(Excerpts from an interface dataset)
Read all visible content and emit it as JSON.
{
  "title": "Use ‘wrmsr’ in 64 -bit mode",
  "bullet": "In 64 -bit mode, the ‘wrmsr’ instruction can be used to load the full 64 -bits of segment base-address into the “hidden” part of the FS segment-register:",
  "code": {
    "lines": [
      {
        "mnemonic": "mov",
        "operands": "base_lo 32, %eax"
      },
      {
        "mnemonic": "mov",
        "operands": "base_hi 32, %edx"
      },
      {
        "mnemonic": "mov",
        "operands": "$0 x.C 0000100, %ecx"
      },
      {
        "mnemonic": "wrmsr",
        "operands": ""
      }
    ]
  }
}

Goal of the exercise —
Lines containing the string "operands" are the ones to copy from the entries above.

Exercise solution —
        "operands": "base_lo 32, %eax"
        "operands": "base_hi 32, %edx"
        "operands": "$0 x.C 0000100, %ecx"
        "operands": ""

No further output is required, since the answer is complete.